Given entries:

+++++

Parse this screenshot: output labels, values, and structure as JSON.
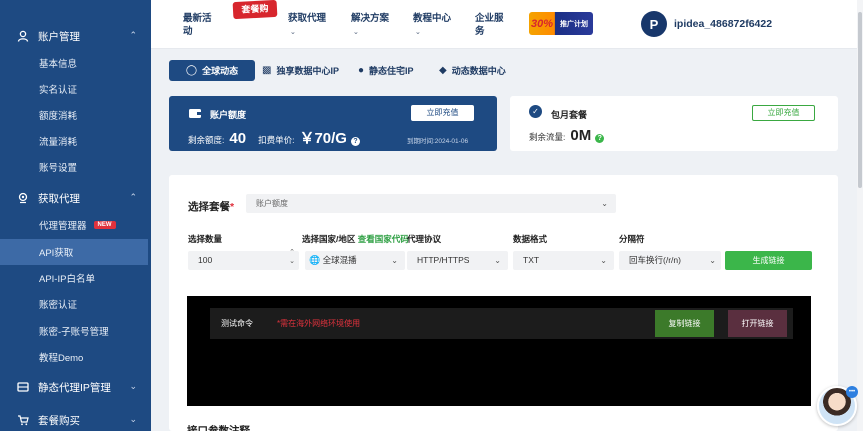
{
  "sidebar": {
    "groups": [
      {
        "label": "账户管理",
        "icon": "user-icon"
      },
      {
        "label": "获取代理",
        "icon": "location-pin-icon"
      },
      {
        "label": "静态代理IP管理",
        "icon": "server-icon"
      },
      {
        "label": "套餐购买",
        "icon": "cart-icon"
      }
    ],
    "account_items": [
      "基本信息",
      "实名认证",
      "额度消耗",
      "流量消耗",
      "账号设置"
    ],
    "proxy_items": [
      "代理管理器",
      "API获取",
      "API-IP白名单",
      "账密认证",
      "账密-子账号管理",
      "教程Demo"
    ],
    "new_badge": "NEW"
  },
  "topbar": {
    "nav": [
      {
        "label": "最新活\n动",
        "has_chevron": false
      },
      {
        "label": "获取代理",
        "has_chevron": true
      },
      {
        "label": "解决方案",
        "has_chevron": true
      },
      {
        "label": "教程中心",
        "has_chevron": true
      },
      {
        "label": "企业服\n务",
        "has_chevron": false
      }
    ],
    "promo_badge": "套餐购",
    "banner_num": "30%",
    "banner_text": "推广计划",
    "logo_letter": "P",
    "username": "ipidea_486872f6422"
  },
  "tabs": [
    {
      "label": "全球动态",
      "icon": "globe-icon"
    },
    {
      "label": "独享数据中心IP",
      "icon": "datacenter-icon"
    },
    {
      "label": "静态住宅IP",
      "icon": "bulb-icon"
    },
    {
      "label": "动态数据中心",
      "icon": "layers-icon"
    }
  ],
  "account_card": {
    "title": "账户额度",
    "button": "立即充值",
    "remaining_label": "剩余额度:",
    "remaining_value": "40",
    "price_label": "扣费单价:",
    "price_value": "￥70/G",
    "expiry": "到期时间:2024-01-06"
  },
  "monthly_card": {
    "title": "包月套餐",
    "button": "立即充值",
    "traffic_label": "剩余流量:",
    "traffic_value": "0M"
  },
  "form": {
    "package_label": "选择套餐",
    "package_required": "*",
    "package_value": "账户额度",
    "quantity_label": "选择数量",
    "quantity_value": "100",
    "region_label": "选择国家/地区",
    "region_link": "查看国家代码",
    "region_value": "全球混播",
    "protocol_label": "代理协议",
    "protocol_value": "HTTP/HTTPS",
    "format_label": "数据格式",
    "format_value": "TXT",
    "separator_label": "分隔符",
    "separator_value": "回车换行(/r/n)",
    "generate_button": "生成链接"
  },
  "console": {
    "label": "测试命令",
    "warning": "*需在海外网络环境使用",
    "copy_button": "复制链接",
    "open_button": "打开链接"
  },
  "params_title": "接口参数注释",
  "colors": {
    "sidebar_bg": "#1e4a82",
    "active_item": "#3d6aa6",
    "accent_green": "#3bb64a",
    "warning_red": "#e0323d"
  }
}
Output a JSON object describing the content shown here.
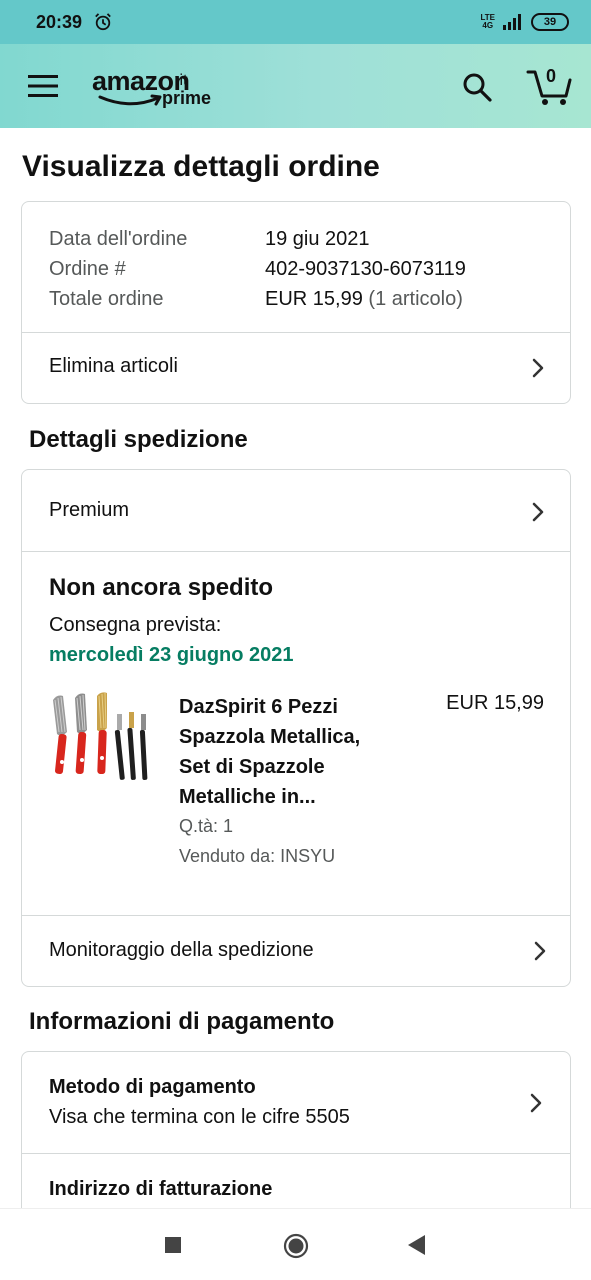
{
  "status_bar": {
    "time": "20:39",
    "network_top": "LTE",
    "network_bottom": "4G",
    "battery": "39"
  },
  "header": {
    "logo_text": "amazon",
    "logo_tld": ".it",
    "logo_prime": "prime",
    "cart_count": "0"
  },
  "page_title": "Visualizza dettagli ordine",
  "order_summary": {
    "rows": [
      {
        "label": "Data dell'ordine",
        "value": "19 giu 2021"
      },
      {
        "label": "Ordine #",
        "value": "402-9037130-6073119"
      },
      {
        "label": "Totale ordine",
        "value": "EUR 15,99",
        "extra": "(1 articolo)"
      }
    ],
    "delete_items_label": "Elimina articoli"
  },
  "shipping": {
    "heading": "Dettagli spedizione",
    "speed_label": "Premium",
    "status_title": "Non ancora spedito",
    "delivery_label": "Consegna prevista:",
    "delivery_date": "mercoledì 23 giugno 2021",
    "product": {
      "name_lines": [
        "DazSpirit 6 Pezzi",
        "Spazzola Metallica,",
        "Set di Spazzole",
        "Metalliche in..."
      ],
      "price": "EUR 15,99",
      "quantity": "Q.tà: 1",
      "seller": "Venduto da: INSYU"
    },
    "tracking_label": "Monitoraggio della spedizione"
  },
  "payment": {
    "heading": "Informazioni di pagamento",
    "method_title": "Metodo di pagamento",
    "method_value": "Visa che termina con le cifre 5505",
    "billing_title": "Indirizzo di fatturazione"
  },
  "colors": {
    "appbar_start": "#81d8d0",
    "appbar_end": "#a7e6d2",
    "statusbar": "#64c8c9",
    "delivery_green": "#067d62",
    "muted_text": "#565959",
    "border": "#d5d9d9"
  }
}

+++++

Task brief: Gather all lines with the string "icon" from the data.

Output of the task:
        "icon": "user-icon"
        "icon": "location-pin-icon"
        "icon": "server-icon"
        "icon": "cart-icon"
      "icon": "globe-icon"
      "icon": "datacenter-icon"
      "icon": "bulb-icon"
      "icon": "layers-icon"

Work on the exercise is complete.